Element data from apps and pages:

- Opening Delimiter -

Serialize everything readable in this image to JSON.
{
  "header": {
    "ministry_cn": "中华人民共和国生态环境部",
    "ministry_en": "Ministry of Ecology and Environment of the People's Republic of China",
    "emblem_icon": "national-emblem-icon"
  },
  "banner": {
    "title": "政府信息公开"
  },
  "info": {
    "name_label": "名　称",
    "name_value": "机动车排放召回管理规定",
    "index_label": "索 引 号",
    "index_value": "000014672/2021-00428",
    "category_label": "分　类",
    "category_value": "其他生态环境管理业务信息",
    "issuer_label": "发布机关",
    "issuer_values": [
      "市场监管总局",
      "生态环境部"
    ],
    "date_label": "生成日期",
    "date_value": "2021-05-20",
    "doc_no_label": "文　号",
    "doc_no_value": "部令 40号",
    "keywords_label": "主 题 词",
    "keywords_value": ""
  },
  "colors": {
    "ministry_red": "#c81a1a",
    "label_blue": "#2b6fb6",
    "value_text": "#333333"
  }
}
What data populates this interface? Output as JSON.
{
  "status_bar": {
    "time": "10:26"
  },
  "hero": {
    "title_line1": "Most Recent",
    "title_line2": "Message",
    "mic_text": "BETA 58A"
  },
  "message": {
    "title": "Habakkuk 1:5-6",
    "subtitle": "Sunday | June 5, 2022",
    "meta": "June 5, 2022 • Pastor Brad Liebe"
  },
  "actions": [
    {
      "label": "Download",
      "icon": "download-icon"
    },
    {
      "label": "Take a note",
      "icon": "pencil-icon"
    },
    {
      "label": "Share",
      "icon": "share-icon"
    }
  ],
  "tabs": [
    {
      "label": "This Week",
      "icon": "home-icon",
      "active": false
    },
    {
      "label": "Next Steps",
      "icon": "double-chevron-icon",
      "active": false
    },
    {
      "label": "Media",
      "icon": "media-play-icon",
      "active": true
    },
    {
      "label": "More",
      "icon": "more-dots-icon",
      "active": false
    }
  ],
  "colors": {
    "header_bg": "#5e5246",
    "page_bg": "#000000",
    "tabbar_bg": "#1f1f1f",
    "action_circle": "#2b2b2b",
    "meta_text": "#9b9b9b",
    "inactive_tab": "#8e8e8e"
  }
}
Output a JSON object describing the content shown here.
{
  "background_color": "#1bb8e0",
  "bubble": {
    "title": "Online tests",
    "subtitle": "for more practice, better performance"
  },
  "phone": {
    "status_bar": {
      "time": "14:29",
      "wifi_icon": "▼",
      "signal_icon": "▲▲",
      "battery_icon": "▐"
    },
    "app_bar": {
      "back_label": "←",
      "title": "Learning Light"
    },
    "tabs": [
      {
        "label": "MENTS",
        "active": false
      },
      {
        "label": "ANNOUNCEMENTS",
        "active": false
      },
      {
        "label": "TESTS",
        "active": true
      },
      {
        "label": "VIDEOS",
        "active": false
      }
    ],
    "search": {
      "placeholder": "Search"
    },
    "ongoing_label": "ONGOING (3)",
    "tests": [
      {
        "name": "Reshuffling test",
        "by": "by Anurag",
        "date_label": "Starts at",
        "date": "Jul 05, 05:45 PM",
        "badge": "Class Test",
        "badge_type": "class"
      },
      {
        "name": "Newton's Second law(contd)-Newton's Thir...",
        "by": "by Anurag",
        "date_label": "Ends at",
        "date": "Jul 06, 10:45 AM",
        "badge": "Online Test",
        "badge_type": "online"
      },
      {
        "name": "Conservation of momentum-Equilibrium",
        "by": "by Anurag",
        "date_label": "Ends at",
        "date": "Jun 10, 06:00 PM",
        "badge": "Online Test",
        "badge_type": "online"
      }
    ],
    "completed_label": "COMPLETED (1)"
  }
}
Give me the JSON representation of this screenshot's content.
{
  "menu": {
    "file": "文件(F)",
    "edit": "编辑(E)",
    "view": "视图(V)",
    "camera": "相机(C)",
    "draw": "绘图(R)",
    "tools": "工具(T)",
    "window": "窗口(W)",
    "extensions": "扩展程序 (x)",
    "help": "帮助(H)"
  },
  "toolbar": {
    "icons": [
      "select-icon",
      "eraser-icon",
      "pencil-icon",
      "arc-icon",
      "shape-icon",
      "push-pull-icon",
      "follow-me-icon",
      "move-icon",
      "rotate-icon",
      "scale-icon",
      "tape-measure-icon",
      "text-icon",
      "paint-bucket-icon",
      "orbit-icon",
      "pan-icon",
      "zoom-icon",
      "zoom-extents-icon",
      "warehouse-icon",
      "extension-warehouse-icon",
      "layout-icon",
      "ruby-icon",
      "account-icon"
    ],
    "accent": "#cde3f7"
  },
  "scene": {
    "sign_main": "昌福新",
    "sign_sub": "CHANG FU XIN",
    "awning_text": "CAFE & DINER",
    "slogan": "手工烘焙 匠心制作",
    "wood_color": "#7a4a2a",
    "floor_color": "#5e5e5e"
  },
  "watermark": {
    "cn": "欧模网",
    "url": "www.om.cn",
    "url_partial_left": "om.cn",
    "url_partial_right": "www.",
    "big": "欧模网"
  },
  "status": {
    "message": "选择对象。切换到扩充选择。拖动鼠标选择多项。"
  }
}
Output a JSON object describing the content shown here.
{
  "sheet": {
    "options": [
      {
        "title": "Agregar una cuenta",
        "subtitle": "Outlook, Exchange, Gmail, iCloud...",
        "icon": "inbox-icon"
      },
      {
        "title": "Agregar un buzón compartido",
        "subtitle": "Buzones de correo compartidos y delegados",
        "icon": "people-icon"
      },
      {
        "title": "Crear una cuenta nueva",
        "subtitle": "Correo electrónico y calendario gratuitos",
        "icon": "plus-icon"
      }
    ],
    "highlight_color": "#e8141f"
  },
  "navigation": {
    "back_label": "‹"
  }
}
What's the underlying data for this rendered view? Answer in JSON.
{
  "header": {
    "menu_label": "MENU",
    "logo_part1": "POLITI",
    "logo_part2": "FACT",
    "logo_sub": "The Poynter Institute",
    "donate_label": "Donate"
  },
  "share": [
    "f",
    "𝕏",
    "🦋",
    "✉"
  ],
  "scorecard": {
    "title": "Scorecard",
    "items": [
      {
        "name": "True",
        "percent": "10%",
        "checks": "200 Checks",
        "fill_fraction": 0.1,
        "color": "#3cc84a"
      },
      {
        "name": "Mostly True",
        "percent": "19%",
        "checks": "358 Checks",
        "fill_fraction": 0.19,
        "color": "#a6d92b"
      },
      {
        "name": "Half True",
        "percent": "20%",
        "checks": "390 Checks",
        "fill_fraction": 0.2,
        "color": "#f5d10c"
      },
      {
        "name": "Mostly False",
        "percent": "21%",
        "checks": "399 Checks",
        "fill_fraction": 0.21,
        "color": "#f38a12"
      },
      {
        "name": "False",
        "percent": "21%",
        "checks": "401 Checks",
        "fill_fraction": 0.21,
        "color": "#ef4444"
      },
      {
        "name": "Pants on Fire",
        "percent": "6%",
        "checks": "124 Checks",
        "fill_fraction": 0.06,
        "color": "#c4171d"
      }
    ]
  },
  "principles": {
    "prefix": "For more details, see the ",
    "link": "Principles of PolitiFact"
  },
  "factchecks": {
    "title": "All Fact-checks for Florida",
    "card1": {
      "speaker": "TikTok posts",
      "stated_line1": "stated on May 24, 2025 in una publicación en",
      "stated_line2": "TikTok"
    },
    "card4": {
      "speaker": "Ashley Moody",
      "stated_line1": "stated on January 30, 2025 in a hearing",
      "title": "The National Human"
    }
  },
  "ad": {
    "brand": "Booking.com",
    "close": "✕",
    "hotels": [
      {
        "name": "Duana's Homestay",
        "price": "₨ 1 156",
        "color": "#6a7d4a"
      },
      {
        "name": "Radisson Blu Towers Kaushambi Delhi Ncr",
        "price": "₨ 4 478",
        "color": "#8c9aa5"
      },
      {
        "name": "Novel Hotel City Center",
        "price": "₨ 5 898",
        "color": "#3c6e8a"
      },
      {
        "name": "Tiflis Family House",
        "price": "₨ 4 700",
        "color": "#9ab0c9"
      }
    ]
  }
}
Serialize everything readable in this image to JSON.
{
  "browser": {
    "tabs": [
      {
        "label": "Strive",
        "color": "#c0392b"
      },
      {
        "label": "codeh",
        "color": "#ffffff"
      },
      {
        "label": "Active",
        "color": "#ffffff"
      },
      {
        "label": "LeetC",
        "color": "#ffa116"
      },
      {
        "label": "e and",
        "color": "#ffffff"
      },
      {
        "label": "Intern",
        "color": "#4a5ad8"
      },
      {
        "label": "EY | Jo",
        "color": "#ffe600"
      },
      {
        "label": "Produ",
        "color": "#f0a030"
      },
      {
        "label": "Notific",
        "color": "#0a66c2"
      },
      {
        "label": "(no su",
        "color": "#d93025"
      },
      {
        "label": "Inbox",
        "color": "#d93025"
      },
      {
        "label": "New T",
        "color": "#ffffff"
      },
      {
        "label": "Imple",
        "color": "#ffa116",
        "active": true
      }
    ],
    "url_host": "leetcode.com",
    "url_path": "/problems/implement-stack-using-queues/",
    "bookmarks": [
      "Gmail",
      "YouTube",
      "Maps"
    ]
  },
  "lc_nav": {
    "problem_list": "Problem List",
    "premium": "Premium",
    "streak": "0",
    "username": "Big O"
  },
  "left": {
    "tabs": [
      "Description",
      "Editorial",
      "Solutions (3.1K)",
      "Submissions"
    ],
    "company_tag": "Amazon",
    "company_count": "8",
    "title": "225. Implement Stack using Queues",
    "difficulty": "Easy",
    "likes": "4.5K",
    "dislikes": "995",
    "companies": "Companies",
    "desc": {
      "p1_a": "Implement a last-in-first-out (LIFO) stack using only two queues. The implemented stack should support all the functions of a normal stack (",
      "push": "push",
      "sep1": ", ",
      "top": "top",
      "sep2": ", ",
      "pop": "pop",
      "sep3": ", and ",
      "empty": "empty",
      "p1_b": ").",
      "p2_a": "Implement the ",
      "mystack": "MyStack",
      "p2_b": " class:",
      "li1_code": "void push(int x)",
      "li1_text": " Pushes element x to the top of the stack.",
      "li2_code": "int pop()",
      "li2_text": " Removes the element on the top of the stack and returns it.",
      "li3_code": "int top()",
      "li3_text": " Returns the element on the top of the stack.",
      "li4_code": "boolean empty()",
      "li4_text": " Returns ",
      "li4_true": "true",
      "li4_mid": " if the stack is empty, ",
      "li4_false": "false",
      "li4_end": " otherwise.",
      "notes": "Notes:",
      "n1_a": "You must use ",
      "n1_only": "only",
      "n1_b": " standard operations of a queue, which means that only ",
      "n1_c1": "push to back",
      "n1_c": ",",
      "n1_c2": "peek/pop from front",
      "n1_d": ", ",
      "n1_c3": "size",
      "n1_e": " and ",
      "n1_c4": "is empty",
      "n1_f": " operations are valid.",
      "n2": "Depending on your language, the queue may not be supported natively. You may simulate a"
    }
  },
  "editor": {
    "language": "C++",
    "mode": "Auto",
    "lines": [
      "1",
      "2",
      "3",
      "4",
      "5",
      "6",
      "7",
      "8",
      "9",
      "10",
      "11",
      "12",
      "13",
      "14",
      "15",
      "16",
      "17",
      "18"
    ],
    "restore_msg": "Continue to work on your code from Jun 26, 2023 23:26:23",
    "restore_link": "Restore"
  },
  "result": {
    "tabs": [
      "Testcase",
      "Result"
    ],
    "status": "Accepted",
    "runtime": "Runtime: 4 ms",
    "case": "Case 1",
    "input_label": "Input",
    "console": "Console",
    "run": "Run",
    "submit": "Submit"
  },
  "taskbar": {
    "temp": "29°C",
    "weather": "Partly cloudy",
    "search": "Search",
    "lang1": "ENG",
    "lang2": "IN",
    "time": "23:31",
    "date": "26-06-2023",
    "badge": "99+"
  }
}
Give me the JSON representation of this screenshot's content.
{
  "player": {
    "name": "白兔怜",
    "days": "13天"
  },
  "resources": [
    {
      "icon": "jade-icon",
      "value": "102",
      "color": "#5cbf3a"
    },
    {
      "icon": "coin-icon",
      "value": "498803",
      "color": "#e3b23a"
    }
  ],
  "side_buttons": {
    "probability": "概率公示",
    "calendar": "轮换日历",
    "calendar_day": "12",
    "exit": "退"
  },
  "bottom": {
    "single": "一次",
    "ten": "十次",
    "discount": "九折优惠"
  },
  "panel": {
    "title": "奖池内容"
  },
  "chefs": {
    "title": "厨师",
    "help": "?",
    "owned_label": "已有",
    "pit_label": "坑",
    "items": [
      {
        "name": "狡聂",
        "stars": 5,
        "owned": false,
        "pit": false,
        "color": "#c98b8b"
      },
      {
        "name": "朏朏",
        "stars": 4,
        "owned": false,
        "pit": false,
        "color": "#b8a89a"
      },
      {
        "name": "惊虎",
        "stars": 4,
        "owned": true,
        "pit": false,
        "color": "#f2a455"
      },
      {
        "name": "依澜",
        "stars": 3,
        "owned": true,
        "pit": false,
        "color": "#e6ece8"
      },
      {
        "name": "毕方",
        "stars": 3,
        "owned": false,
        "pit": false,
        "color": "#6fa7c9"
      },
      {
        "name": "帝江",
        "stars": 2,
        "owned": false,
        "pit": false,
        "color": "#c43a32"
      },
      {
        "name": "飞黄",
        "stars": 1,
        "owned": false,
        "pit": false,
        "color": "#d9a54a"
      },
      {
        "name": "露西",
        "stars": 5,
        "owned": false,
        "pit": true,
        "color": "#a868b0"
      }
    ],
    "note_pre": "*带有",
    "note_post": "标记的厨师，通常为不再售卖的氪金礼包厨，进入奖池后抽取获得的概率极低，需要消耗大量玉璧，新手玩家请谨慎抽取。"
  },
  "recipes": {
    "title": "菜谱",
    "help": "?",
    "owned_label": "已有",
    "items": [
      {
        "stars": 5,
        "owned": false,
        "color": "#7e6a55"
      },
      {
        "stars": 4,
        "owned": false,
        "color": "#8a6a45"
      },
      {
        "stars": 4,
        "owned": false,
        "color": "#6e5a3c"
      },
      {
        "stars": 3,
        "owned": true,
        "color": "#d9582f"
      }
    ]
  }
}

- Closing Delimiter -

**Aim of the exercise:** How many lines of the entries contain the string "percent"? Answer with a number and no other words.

**Completed exercise:** 6